In June 2022, the Federal Office for the Environment (FOEN) published the first monitoring report on non-ionising radiation(opens in new tab). Non-ionising radiation is generated by electrical household appliances, power lines and overhead lines, radio applications such as WLAN, radio transmitters and, of course, also mobile communications. In the case of radio applications such as mobile communications, “radiation” is used as a carrier for conversations, images or videos. In 2019, the Federal Council commissioned the FOEN to set up a national monitoring system for radiation exposure.
The researchers defined a dense network of measuring points for monitoring. Measurements were carried out at 70 Swiss locations, divided into nine different “micro-environments”, ranging from very rural to very urban. The researchers carried out measurements along routes (route measurements) and at defined locations (spot measurements). In addition to monitoring, continuous stationary measurements are carried out over a period of at least two years. For the first report, a good 15 million readings were recorded across different frequency bands at 453,959 measurement times.
The results are clear: the FOEN states in its press release of 15 June 2022: “The results of the first monitoring report show that health protection is guaranteed. In places where people are normally present, the field intensity is well below the emission limit.”
Swiss regulations distinguish between the international emission limit (EL) and the precautionary installation limit value (ILV). The IEL applies wherever people spend only a short time.
A unique feature of the Swiss approach, however, is the stricter installation limit value in terms of additional precautionary measures. The ILV applies where people spend an extended period of time, e.g. in offices, hospitals, apartments or schools.
Of course, the international limit – without the tighter Swiss rules – already contains sufficient precautions to protect the population from possible effects. Otherwise, only the Swiss population would be protected and the rest of the world would not.
However, the Swiss journey does not end with this one additional precaution. In addition, the rules have been tightened so that the expected field intensity (radiation)is extrapolated with technical specifications (worst-case assumptions) for the building permit, which in turn contain generous reserves several times over. This is also evident in the measurements.
The report states on page 53: “The field intensity measured in the first year of data collection reached a maximum of 15% of the emission limit (EL) in publicly accessible areas, and in the vast majority of cases they were in the low single-digit percentage range. In the private apartments surveyed to date (which are usually subject to the more stringent installation limit value), the maximum exploitation of the emission limit was less than 4%.”
It should be noted, however, that measurements have only been taken in four of the planned 100 apartments. In its media release of 15 June 2022, the FOEN continues: “In private apartments, the measurements are only just beginning. The exposure measured so far is consistently low, but the number of measurements is still small. Therefore, no generally valid statements can yet be derived.”
Critics use this point as a fit occasion to badmouth the results. However, the results already available lead to a different conclusion: obviously, there is a very large discrepancy between the values calculated in advance, which are decisive for the building permit, and the values actually measured, which then actually occur during operation.
The method with worst-case assumptions results in the field intensity being greatly overestimated in the calculation, which is also reflected in the measurement report: the values actually measured are much lower.
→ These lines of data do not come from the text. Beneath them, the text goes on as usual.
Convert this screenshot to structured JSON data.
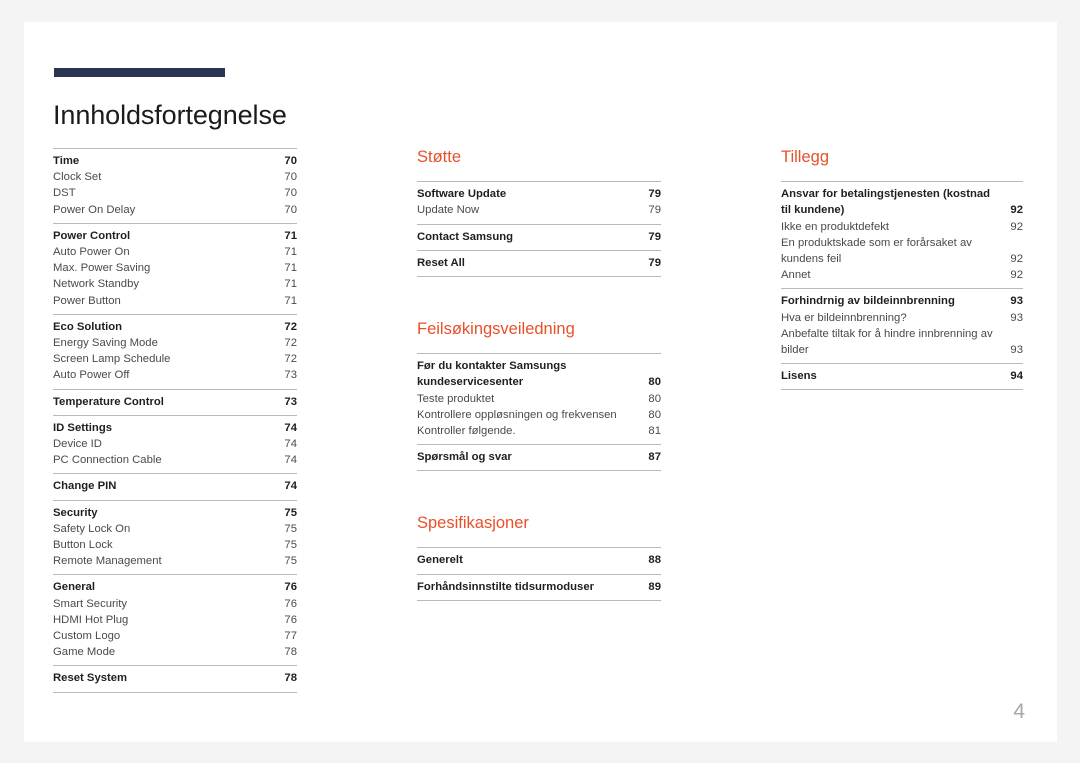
{
  "document": {
    "title": "Innholdsfortegnelse",
    "folio": "4",
    "accent_color": "#e8502a",
    "title_rule_color": "#2b3553"
  },
  "columns": [
    {
      "heading": null,
      "groups": [
        {
          "entries": [
            {
              "label": "Time",
              "page": "70",
              "level": "head"
            },
            {
              "label": "Clock Set",
              "page": "70",
              "level": "sub"
            },
            {
              "label": "DST",
              "page": "70",
              "level": "sub"
            },
            {
              "label": "Power On Delay",
              "page": "70",
              "level": "sub"
            }
          ]
        },
        {
          "entries": [
            {
              "label": "Power Control",
              "page": "71",
              "level": "head"
            },
            {
              "label": "Auto Power On",
              "page": "71",
              "level": "sub"
            },
            {
              "label": "Max. Power Saving",
              "page": "71",
              "level": "sub"
            },
            {
              "label": "Network Standby",
              "page": "71",
              "level": "sub"
            },
            {
              "label": "Power Button",
              "page": "71",
              "level": "sub"
            }
          ]
        },
        {
          "entries": [
            {
              "label": "Eco Solution",
              "page": "72",
              "level": "head"
            },
            {
              "label": "Energy Saving Mode",
              "page": "72",
              "level": "sub"
            },
            {
              "label": "Screen Lamp Schedule",
              "page": "72",
              "level": "sub"
            },
            {
              "label": "Auto Power Off",
              "page": "73",
              "level": "sub"
            }
          ]
        },
        {
          "entries": [
            {
              "label": "Temperature Control",
              "page": "73",
              "level": "head"
            }
          ]
        },
        {
          "entries": [
            {
              "label": "ID Settings",
              "page": "74",
              "level": "head"
            },
            {
              "label": "Device ID",
              "page": "74",
              "level": "sub"
            },
            {
              "label": "PC Connection Cable",
              "page": "74",
              "level": "sub"
            }
          ]
        },
        {
          "entries": [
            {
              "label": "Change PIN",
              "page": "74",
              "level": "head"
            }
          ]
        },
        {
          "entries": [
            {
              "label": "Security",
              "page": "75",
              "level": "head"
            },
            {
              "label": "Safety Lock On",
              "page": "75",
              "level": "sub"
            },
            {
              "label": "Button Lock",
              "page": "75",
              "level": "sub"
            },
            {
              "label": "Remote Management",
              "page": "75",
              "level": "sub"
            }
          ]
        },
        {
          "entries": [
            {
              "label": "General",
              "page": "76",
              "level": "head"
            },
            {
              "label": "Smart Security",
              "page": "76",
              "level": "sub"
            },
            {
              "label": "HDMI Hot Plug",
              "page": "76",
              "level": "sub"
            },
            {
              "label": "Custom Logo",
              "page": "77",
              "level": "sub"
            },
            {
              "label": "Game Mode",
              "page": "78",
              "level": "sub"
            }
          ]
        },
        {
          "last_rule": true,
          "entries": [
            {
              "label": "Reset System",
              "page": "78",
              "level": "head"
            }
          ]
        }
      ]
    },
    {
      "sections": [
        {
          "heading": "Støtte",
          "groups": [
            {
              "entries": [
                {
                  "label": "Software Update",
                  "page": "79",
                  "level": "head"
                },
                {
                  "label": "Update Now",
                  "page": "79",
                  "level": "sub"
                }
              ]
            },
            {
              "entries": [
                {
                  "label": "Contact Samsung",
                  "page": "79",
                  "level": "head"
                }
              ]
            },
            {
              "last_rule": true,
              "entries": [
                {
                  "label": "Reset All",
                  "page": "79",
                  "level": "head"
                }
              ]
            }
          ]
        },
        {
          "heading": "Feilsøkingsveiledning",
          "groups": [
            {
              "entries": [
                {
                  "label": "Før du kontakter Samsungs kundeservicesenter",
                  "page": "80",
                  "level": "head",
                  "wrap": true
                },
                {
                  "label": "Teste produktet",
                  "page": "80",
                  "level": "sub"
                },
                {
                  "label": "Kontrollere oppløsningen og frekvensen",
                  "page": "80",
                  "level": "sub"
                },
                {
                  "label": "Kontroller følgende.",
                  "page": "81",
                  "level": "sub"
                }
              ]
            },
            {
              "last_rule": true,
              "entries": [
                {
                  "label": "Spørsmål og svar",
                  "page": "87",
                  "level": "head"
                }
              ]
            }
          ]
        },
        {
          "heading": "Spesifikasjoner",
          "groups": [
            {
              "entries": [
                {
                  "label": "Generelt",
                  "page": "88",
                  "level": "head"
                }
              ]
            },
            {
              "last_rule": true,
              "entries": [
                {
                  "label": "Forhåndsinnstilte tidsurmoduser",
                  "page": "89",
                  "level": "head"
                }
              ]
            }
          ]
        }
      ]
    },
    {
      "sections": [
        {
          "heading": "Tillegg",
          "groups": [
            {
              "entries": [
                {
                  "label": "Ansvar for betalingstjenesten (kostnad til kundene)",
                  "page": "92",
                  "level": "head",
                  "wrap": true
                },
                {
                  "label": "Ikke en produktdefekt",
                  "page": "92",
                  "level": "sub"
                },
                {
                  "label": "En produktskade som er forårsaket av kundens feil",
                  "page": "92",
                  "level": "sub",
                  "wrap": true
                },
                {
                  "label": "Annet",
                  "page": "92",
                  "level": "sub"
                }
              ]
            },
            {
              "entries": [
                {
                  "label": "Forhindrnig av bildeinnbrenning",
                  "page": "93",
                  "level": "head"
                },
                {
                  "label": "Hva er bildeinnbrenning?",
                  "page": "93",
                  "level": "sub"
                },
                {
                  "label": "Anbefalte tiltak for å hindre innbrenning av bilder",
                  "page": "93",
                  "level": "sub",
                  "wrap": true
                }
              ]
            },
            {
              "last_rule": true,
              "entries": [
                {
                  "label": "Lisens",
                  "page": "94",
                  "level": "head"
                }
              ]
            }
          ]
        }
      ]
    }
  ]
}
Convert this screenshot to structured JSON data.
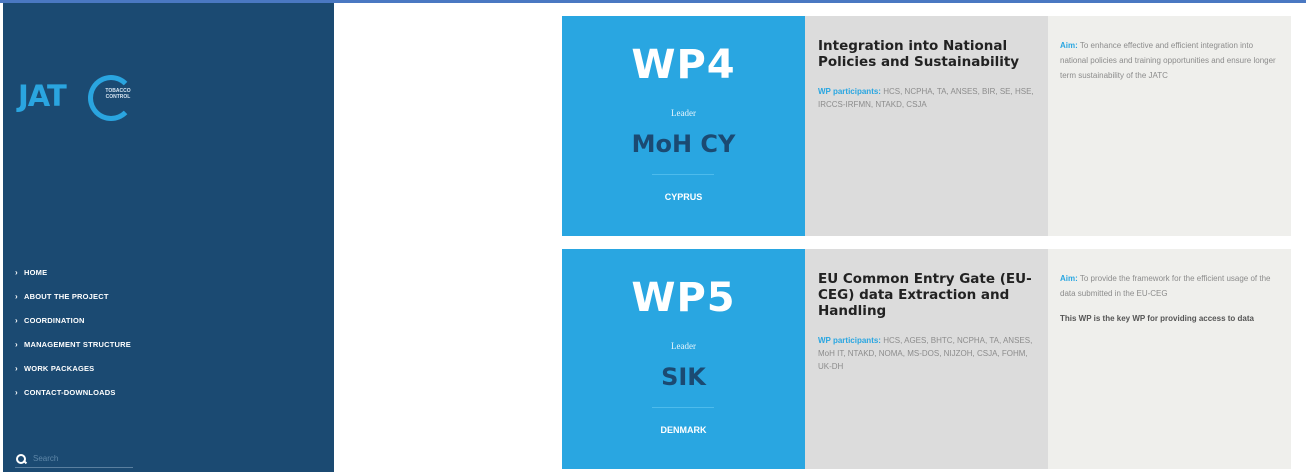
{
  "logo": {
    "text": "JAT",
    "subtitle": "TOBACCO CONTROL"
  },
  "nav": {
    "caret": "›",
    "items": [
      {
        "label": "HOME"
      },
      {
        "label": "ABOUT THE PROJECT"
      },
      {
        "label": "COORDINATION"
      },
      {
        "label": "MANAGEMENT STRUCTURE"
      },
      {
        "label": "WORK PACKAGES"
      },
      {
        "label": "CONTACT-DOWNLOADS"
      }
    ]
  },
  "search": {
    "placeholder": "Search",
    "icon": "search-icon"
  },
  "work_packages": [
    {
      "code": "WP4",
      "leader_label": "Leader",
      "leader": "MoH CY",
      "country": "CYPRUS",
      "title": "Integration into National Policies and Sustainability",
      "participants_label": "WP participants:",
      "participants": "HCS, NCPHA, TA, ANSES, BIR, SE, HSE, IRCCS-IRFMN, NTAKD, CSJA",
      "aim_label": "Aim:",
      "aim": "To enhance effective and efficient integration into national policies and training opportunities and ensure longer term sustainability of the JATC",
      "note": ""
    },
    {
      "code": "WP5",
      "leader_label": "Leader",
      "leader": "SIK",
      "country": "DENMARK",
      "title": "EU Common Entry Gate (EU-CEG) data Extraction and Handling",
      "participants_label": "WP participants:",
      "participants": "HCS, AGES, BHTC, NCPHA, TA, ANSES, MoH IT, NTAKD, NOMA, MS-DOS, NIJZOH, CSJA, FOHM, UK-DH",
      "aim_label": "Aim:",
      "aim": "To provide the framework for the efficient usage of the data submitted in the EU-CEG",
      "note": "This WP is the key WP for providing access to data"
    }
  ],
  "colors": {
    "sidebar": "#1b4a72",
    "accent": "#29a6e1",
    "title_panel": "#dcdcdc",
    "aim_panel": "#efefec"
  }
}
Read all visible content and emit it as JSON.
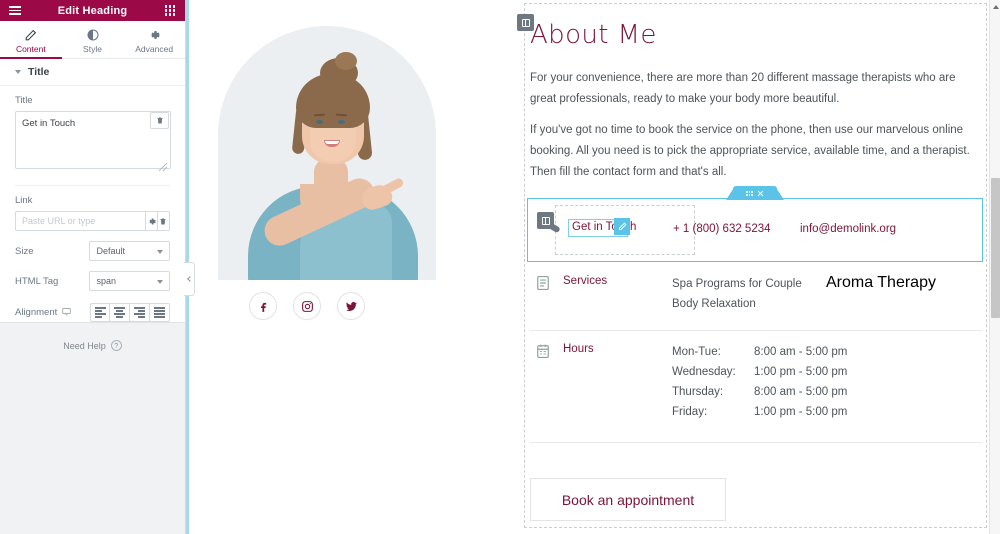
{
  "panel": {
    "header": {
      "title": "Edit Heading",
      "menu_icon": "hamburger-menu-icon",
      "apps_icon": "grid-apps-icon"
    },
    "tabs": [
      {
        "label": "Content",
        "icon": "pencil-icon",
        "active": true
      },
      {
        "label": "Style",
        "icon": "contrast-circle-icon",
        "active": false
      },
      {
        "label": "Advanced",
        "icon": "gear-icon",
        "active": false
      }
    ],
    "section": {
      "label": "Title",
      "collapsed": false
    },
    "fields": {
      "title": {
        "label": "Title",
        "value": "Get in Touch",
        "delete_icon": "trash-icon",
        "resize_icon": "resize-grip-icon"
      },
      "link": {
        "label": "Link",
        "value": "",
        "placeholder": "Paste URL or type",
        "settings_icon": "gear-icon",
        "delete_icon": "trash-icon"
      },
      "size": {
        "label": "Size",
        "value": "Default"
      },
      "html_tag": {
        "label": "HTML Tag",
        "value": "span"
      },
      "alignment": {
        "label": "Alignment",
        "device_icon": "desktop-icon",
        "options": [
          "align-left",
          "align-center",
          "align-right",
          "align-justify"
        ]
      }
    },
    "need_help": {
      "label": "Need Help",
      "icon": "question-circle-icon"
    },
    "collapse_handle_icon": "chevron-left-icon"
  },
  "canvas": {
    "photo": {
      "alt": "woman-pointing-right-photo",
      "handle_icon": "widget-handle-icon"
    },
    "socials": [
      {
        "name": "facebook-icon",
        "glyph": "f"
      },
      {
        "name": "instagram-icon",
        "glyph": ""
      },
      {
        "name": "twitter-icon",
        "glyph": ""
      }
    ],
    "about": {
      "handle_icon": "widget-handle-icon",
      "heading": "About Me",
      "paragraph_1": "For your convenience, there are more than 20 different massage therapists who are great professionals, ready to make your body more beautiful.",
      "paragraph_2": "If you've got no time to book the service on the phone, then use our marvelous online booking. All you need is to pick the appropriate service, available time, and a therapist. Then fill the contact form and that's all."
    },
    "contact_section": {
      "selected": true,
      "tab_icons": {
        "drag": "drag-dots-icon",
        "close": "close-x-icon"
      },
      "widget_handle_icon": "widget-handle-icon",
      "heading": "Get in Touch",
      "edit_badge_icon": "pencil-edit-icon",
      "phone": "+ 1 (800) 632 5234",
      "email": "info@demolink.org"
    },
    "info_blocks": [
      {
        "icon": "document-list-icon",
        "name": "Services",
        "column_1": [
          "Spa Programs for Couple",
          "Body Relaxation"
        ],
        "column_2": [
          "Aroma Therapy"
        ]
      },
      {
        "icon": "calendar-icon",
        "name": "Hours",
        "rows": [
          {
            "day": "Mon-Tue:",
            "time": "8:00 am - 5:00 pm"
          },
          {
            "day": "Wednesday:",
            "time": "1:00 pm - 5:00 pm"
          },
          {
            "day": "Thursday:",
            "time": "8:00 am - 5:00 pm"
          },
          {
            "day": "Friday:",
            "time": "1:00 pm - 5:00 pm"
          }
        ]
      }
    ],
    "book_button": {
      "label": "Book an appointment"
    }
  },
  "scrollbar": {
    "up_arrow_icon": "scroll-up-arrow-icon",
    "thumb": "scroll-thumb"
  },
  "colors": {
    "brand_maroon": "#9b0a46",
    "heading_maroon": "#7a1438",
    "selection_blue": "#5cc3e8",
    "panel_bg": "#f1f2f3",
    "body_text": "#4d5459"
  }
}
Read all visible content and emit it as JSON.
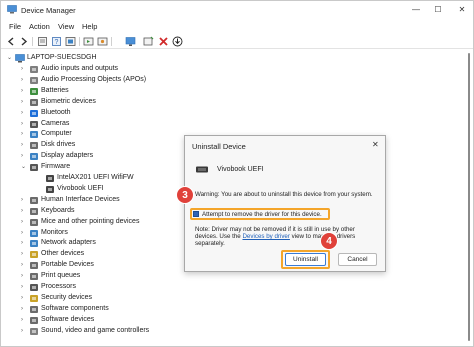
{
  "window": {
    "title": "Device Manager",
    "controls": {
      "minimize": "—",
      "maximize": "☐",
      "close": "✕"
    }
  },
  "menu": [
    "File",
    "Action",
    "View",
    "Help"
  ],
  "toolbar": {
    "icons": [
      "back-icon",
      "forward-icon",
      "properties-icon",
      "help-icon",
      "update-driver-icon",
      "scan-icon",
      "monitor-icon",
      "add-hardware-icon",
      "disable-icon",
      "download-icon"
    ]
  },
  "tree": {
    "root": "LAPTOP-SUECSDGH",
    "items": [
      {
        "label": "Audio inputs and outputs",
        "chevron": "›",
        "icon": "speaker-icon",
        "color": "#7f7f7f"
      },
      {
        "label": "Audio Processing Objects (APOs)",
        "chevron": "›",
        "icon": "speaker-icon",
        "color": "#7f7f7f"
      },
      {
        "label": "Batteries",
        "chevron": "›",
        "icon": "battery-icon",
        "color": "#3d8f3d"
      },
      {
        "label": "Biometric devices",
        "chevron": "›",
        "icon": "fingerprint-icon",
        "color": "#6b6b6b"
      },
      {
        "label": "Bluetooth",
        "chevron": "›",
        "icon": "bluetooth-icon",
        "color": "#1e6fd9"
      },
      {
        "label": "Cameras",
        "chevron": "›",
        "icon": "camera-icon",
        "color": "#555555"
      },
      {
        "label": "Computer",
        "chevron": "›",
        "icon": "computer-icon",
        "color": "#3b82c4"
      },
      {
        "label": "Disk drives",
        "chevron": "›",
        "icon": "disk-icon",
        "color": "#6b6b6b"
      },
      {
        "label": "Display adapters",
        "chevron": "›",
        "icon": "display-icon",
        "color": "#3b82c4"
      },
      {
        "label": "Firmware",
        "chevron": "⌄",
        "icon": "firmware-icon",
        "color": "#555555"
      },
      {
        "label": "IntelAX201 UEFI WifiFW",
        "chevron": "",
        "icon": "chip-icon",
        "color": "#444444",
        "child": true
      },
      {
        "label": "Vivobook UEFI",
        "chevron": "",
        "icon": "chip-icon",
        "color": "#444444",
        "child": true
      },
      {
        "label": "Human Interface Devices",
        "chevron": "›",
        "icon": "hid-icon",
        "color": "#6b6b6b"
      },
      {
        "label": "Keyboards",
        "chevron": "›",
        "icon": "keyboard-icon",
        "color": "#6b6b6b"
      },
      {
        "label": "Mice and other pointing devices",
        "chevron": "›",
        "icon": "mouse-icon",
        "color": "#6b6b6b"
      },
      {
        "label": "Monitors",
        "chevron": "›",
        "icon": "monitor-icon",
        "color": "#3b82c4"
      },
      {
        "label": "Network adapters",
        "chevron": "›",
        "icon": "network-icon",
        "color": "#3b82c4"
      },
      {
        "label": "Other devices",
        "chevron": "›",
        "icon": "unknown-device-icon",
        "color": "#c9a227"
      },
      {
        "label": "Portable Devices",
        "chevron": "›",
        "icon": "portable-icon",
        "color": "#6b6b6b"
      },
      {
        "label": "Print queues",
        "chevron": "›",
        "icon": "printer-icon",
        "color": "#6b6b6b"
      },
      {
        "label": "Processors",
        "chevron": "›",
        "icon": "cpu-icon",
        "color": "#555555"
      },
      {
        "label": "Security devices",
        "chevron": "›",
        "icon": "security-icon",
        "color": "#c9a227"
      },
      {
        "label": "Software components",
        "chevron": "›",
        "icon": "component-icon",
        "color": "#6b6b6b"
      },
      {
        "label": "Software devices",
        "chevron": "›",
        "icon": "component-icon",
        "color": "#6b6b6b"
      },
      {
        "label": "Sound, video and game controllers",
        "chevron": "›",
        "icon": "speaker-icon",
        "color": "#7f7f7f"
      }
    ]
  },
  "dialog": {
    "title": "Uninstall Device",
    "close": "✕",
    "device_name": "Vivobook UEFI",
    "warning": "Warning: You are about to uninstall this device from your system.",
    "checkbox_label": "Attempt to remove the driver for this device.",
    "checkbox_checked": true,
    "note_before": "Note: Driver may not be removed if it is still in use by other devices. Use the ",
    "note_link": "Devices by driver",
    "note_after": " view to manage drivers separately.",
    "uninstall_label": "Uninstall",
    "cancel_label": "Cancel"
  },
  "callouts": [
    "3",
    "4"
  ],
  "colors": {
    "highlight": "#f4a52a",
    "badge": "#e0413a",
    "accent": "#3a7bd5"
  }
}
This is due to the multiple precautionary principle.
As a result, however, operators are unable to exploit the permissible performance even within the narrow confines of the Swiss legislation. Although the performance has already been massively reduced, it can also only be exploited inadequately.
What does this mean for network operation? The capacity and range per antenna are decreasing, even though they could and should perform better. Where customer demand increases, more antennas are also needed, as the existing antennas have to work with the handbrake on. With a realistic calculation, additional antennas could be avoided in some cases.